In Mexico, in the ruins of the Mayan city Chichén Itzá, crowds gather at the ancient El Castillo pyramid every spring and fall equinox to witness an equinox celebration that dates back to the construction of the pyramid around 1,000 A.D. The Maya were skilled astronomers, and the pyramid is dedicated to the feathered serpent god, Quetzalcoatl. At sunset on the equinoxes, the angle of the sun creates shadows that look like a giant snake. The light-and-shadow snake appears to slither down the pyramid steps until it merges with the huge, sculpted serpent’s head at the bottom.
Full Moon in March
We all know that spring is a time of renewal and new growth. From the first crocuses and snowdrops emerging to the daffodils and tulips, the new season is what the spring equinox is all about. March showers may bring April flowers, but they also bring worms up and out of the soil. Earthworms typically spend the winter buried deep below the frost line, but the annual spring showers reduce the oxygen in the soil and cause them to make their way up to the surface. That’s why the first full moon in the month of March is known as the Worm Moon.
Mysterious tradition involving eggs
Why, a day of magic, of course.
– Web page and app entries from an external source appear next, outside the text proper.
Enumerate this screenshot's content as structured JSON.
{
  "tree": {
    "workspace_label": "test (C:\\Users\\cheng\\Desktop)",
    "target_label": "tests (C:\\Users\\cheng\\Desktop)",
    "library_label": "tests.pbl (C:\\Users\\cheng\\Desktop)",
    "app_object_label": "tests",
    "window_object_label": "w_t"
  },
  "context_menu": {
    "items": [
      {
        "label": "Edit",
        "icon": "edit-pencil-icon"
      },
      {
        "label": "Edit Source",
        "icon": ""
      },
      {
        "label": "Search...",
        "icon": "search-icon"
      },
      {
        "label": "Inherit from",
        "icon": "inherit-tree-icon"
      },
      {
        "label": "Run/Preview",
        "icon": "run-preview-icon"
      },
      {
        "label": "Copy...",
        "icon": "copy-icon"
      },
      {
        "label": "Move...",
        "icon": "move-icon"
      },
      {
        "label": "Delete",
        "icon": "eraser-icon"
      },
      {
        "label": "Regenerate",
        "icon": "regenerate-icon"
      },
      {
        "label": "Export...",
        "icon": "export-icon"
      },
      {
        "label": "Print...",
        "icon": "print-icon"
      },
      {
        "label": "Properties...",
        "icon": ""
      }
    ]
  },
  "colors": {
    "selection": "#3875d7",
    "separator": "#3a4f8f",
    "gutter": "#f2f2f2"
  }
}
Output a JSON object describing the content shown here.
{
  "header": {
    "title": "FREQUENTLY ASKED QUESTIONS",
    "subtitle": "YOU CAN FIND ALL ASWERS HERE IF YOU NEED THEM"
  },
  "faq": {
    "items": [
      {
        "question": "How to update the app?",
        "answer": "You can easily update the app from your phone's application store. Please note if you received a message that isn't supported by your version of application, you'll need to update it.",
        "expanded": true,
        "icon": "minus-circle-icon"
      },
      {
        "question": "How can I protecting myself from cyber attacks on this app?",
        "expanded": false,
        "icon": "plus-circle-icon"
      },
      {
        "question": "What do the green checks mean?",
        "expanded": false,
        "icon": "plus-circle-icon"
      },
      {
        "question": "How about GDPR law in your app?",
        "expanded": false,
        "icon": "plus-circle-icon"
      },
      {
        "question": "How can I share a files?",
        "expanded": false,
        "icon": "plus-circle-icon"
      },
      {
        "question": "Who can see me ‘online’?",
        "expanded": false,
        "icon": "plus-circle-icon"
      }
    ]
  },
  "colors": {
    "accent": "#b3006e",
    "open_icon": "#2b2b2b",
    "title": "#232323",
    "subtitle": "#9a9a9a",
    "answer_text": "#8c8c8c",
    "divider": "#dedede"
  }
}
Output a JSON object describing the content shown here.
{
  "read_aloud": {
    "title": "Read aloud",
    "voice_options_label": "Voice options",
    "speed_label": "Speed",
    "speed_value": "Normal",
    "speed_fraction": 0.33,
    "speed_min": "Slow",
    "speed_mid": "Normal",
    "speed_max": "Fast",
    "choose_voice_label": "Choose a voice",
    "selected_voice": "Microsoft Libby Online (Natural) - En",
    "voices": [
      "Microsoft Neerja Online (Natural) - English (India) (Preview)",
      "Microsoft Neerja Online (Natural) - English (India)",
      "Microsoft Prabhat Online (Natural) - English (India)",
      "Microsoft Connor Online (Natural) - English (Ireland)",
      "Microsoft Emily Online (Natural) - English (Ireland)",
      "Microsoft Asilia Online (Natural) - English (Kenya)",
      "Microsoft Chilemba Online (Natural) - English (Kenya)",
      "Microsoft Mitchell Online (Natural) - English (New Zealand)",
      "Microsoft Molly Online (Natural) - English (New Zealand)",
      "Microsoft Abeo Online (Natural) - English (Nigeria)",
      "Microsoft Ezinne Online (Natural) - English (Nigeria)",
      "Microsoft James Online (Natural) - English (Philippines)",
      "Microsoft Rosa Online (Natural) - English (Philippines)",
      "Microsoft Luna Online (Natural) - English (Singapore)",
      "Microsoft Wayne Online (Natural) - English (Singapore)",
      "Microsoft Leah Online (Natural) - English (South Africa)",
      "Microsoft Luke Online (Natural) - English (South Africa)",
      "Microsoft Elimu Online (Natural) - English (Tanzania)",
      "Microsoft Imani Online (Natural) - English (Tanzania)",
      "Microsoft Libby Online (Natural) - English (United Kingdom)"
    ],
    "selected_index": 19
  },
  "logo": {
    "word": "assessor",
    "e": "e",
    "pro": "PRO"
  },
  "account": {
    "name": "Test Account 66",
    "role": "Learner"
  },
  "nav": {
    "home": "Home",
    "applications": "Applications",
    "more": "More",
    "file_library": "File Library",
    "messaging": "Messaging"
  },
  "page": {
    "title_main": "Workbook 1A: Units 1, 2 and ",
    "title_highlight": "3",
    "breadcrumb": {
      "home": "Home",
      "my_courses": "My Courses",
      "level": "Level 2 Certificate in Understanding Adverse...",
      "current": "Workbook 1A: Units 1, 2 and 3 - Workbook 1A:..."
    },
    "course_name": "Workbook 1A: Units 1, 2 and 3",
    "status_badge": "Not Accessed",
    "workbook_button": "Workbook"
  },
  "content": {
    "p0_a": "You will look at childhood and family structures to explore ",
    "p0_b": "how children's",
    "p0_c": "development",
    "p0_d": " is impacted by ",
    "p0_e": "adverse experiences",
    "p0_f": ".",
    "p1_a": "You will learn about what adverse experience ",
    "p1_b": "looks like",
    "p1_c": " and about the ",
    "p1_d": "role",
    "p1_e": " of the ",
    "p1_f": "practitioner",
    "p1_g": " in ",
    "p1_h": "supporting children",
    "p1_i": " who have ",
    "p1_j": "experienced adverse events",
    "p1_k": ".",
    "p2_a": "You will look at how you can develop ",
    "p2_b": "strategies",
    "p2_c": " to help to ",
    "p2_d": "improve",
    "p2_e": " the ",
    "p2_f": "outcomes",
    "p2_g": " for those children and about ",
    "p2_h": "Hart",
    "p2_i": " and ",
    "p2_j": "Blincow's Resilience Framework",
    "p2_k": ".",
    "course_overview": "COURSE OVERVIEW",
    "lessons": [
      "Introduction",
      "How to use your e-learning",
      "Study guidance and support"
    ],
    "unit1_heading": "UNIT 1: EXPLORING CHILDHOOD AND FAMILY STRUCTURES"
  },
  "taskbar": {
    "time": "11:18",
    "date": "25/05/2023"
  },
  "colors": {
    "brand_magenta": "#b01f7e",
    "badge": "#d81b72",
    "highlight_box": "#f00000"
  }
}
Folklore claims that special magnetic or energetic changes on the day of the vernal equinox make it possible to stand a raw egg on its end. As cool as this sounds, it’s a myth. You can balance some raw eggs on their end, but you could do it any time of year.
According to the Washington Post, this egg story may stem from Chinese Lunar New Year traditions that have their roots in the Shang Dynasty, which ruled China for nearly six centuries. Legend has it that on the vernal equinox in the year 1,600 B.C., a woman named Chien-Ti received a special egg from a heavenly swallow. In a story that bears similarities to Jesus’s birth in Christianity, the virgin Chien-Ti became pregnant. Her child, Hsieh, went on to find the Shang dynasty, and the tale is how the family explained its divine right to rule.
The date of Easter and its relation to the spring equinox
Unlike Christmas or Independence Day, the exact date of Easter changes from year to year. Deciding what day Easter will fall on is a matter of great importance to Christian churches because it celebrates the resurrection of Jesus Christ. It’s so important, according to Panos Antsaklis, PhD, a professor at Notre Dame University, that in the 4th century A.D., a group of Christian leaders came together to officially decide how to calculate Easter’s date. Their decision: Easter is to be celebrated on the first Sunday after the first full moon following the vernal equinox.
The Persian New Year
The Persian New Year celebration known as Nowruz kicks off at the vernal equinox and lasts for 13 days. On the night of the equinox, Iranian families gather for a holiday meal and count down to the first stroke of their new year with a cheer of “Eide Shoma Mobarak,” or “Happy New Year!” The holiday table, called the haft seen, is decorated with seven ceremonial items: an apple representing beauty, vinegar for patience, hyacinth for spring, a sweet pudding for fertility, sprouts representing rebirth, and coins for prosperity.